Cardiopulmonary resuscitation and compressions were initiated and continued for one hour with every attempt made to reverse correctable causes however she remained acidotic (pH 7.14, pCO2 68 mmol/L, pO2 6 mmol/L) and hyperkalaemic (K+ 10.4 mmol/L). There was no return of spontaneous circulation.
This case demonstrates the challenges in maintaining glycaemic control in the face of worsening gastroparesis, exacerbating malnutrition, malabsorption, and making prediction of insulin dosing difficult. The effects of glucose levels on the gastrointestinal systemic in diabetic patients remains an area of interest. Gastroparesis is a complex syndrome of delayed gastric emptying that manifests in a symptom pattern of variable severity.

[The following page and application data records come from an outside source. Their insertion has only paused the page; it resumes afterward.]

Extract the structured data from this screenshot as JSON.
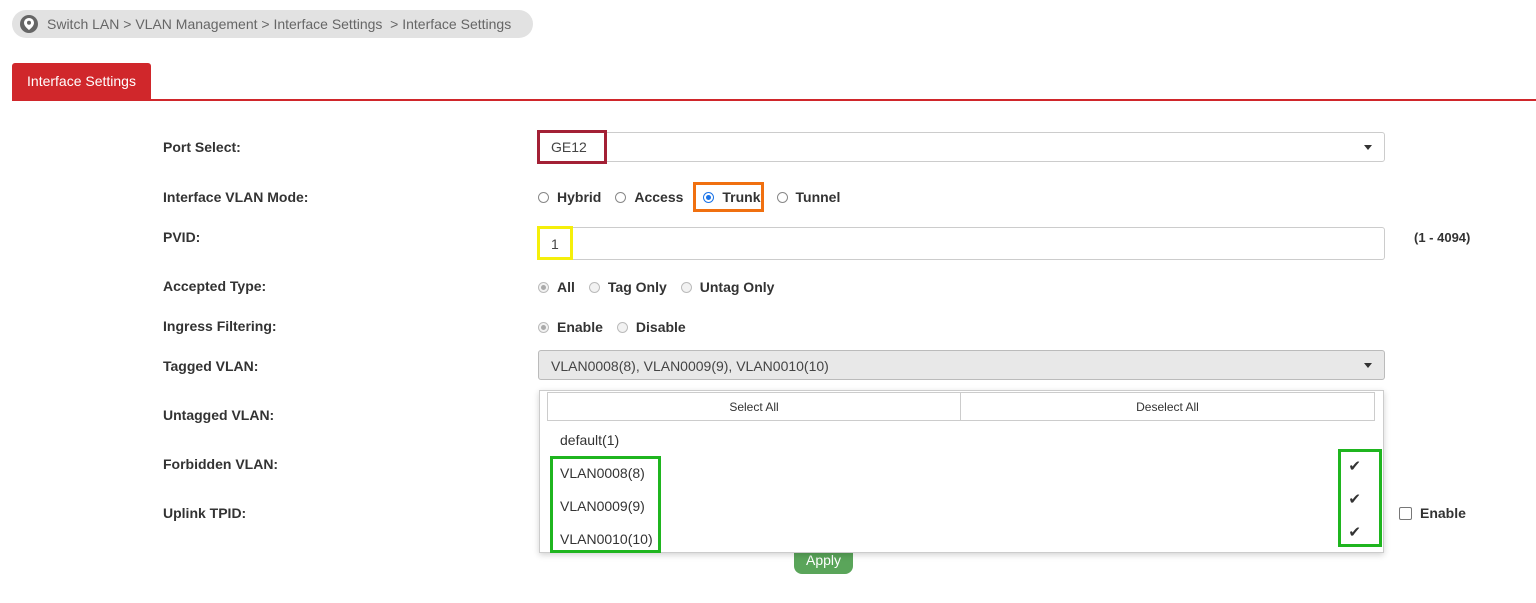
{
  "breadcrumb": {
    "text": "Switch LAN > VLAN Management > Interface Settings  > Interface Settings"
  },
  "tab": {
    "label": "Interface Settings"
  },
  "form": {
    "port_select": {
      "label": "Port Select:",
      "value": "GE12"
    },
    "vlan_mode": {
      "label": "Interface VLAN Mode:",
      "options": [
        "Hybrid",
        "Access",
        "Trunk",
        "Tunnel"
      ],
      "selected": "Trunk"
    },
    "pvid": {
      "label": "PVID:",
      "value": "1",
      "range": "(1 - 4094)"
    },
    "accepted_type": {
      "label": "Accepted Type:",
      "options": [
        "All",
        "Tag Only",
        "Untag Only"
      ],
      "selected": "All"
    },
    "ingress_filtering": {
      "label": "Ingress Filtering:",
      "options": [
        "Enable",
        "Disable"
      ],
      "selected": "Enable"
    },
    "tagged_vlan": {
      "label": "Tagged VLAN:",
      "value": "VLAN0008(8), VLAN0009(9), VLAN0010(10)"
    },
    "untagged_vlan": {
      "label": "Untagged VLAN:"
    },
    "forbidden_vlan": {
      "label": "Forbidden VLAN:"
    },
    "uplink_tpid": {
      "label": "Uplink TPID:",
      "enable_label": "Enable"
    }
  },
  "dropdown": {
    "select_all": "Select All",
    "deselect_all": "Deselect All",
    "items": [
      "default(1)",
      "VLAN0008(8)",
      "VLAN0009(9)",
      "VLAN0010(10)"
    ],
    "check_glyph": "✔"
  },
  "apply_label": "Apply",
  "colors": {
    "brand_red": "#d0272b",
    "highlight_port": "#a32035",
    "highlight_trunk": "#f07010",
    "highlight_pvid": "#f5ef0a",
    "highlight_vlans": "#1fb51f",
    "apply_green": "#5aa55a"
  }
}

It is commonly associated with diabetes mellitus, more pronounced in T1DM than T2DM, however can also be of idiopathic or post surgical aetiology [1,2].
As we see in this case, severe gastroparesis confers a poor prognosis due to aspiration of gastric contents and erratic glycaemic control . It is thought that gastroparesis is a significant contributor to unstable glycaemic control in diabetic patients due to a discrepancy between the onset of insulin action and release of nutrients into the small intestine . At a cellular level, diabetic gastroparesis leads to dysfunction of the gut’s pacemaker system through loss of interstitial cells of Cajal (ICCs) .
While upper gastrointestinal symptoms have been attributed to gastroparesis in diabetics before, acute gastric dilatation in diabetes is much less frequently described [6-8] and yet is life threatening in postoperative , post-traumatic , or neuromuscular disease cases . Proposed mechanisms include diabetic neuropathy causing gastric hypomotility leading to acute gastric dilatation . Three cases report concurrent respiratory tract infections suggesting that bacterial toxin may inhibit gastric motility and precipitate this process [9,10]. Recommended treatment begins with optimisation of glycaemic state, supportive dietary and hydration measures, then pharmacological and surgical therapies in refractory cases . Emerging therapies include botulinum toxin injection and electrical stimulation of gastric smooth muscle, however data are limited.
In conclusion, we need to further explore and research into this topic to guide both therapeutic and symptomatic management. Ultimately, this case has demonstrated that gastric and/or colonic dilatation in patients with diabetic enteropathy can be a serious and potentially rapidly progressive condition. It requires prompt investigation, with diagnosis confirmed on plain abdominal x-ray, and instigation of appropriate management, likely urgent surgery.
Make the best use of Scientific Research and information from our 700 + peer reviewed, Open Access Journals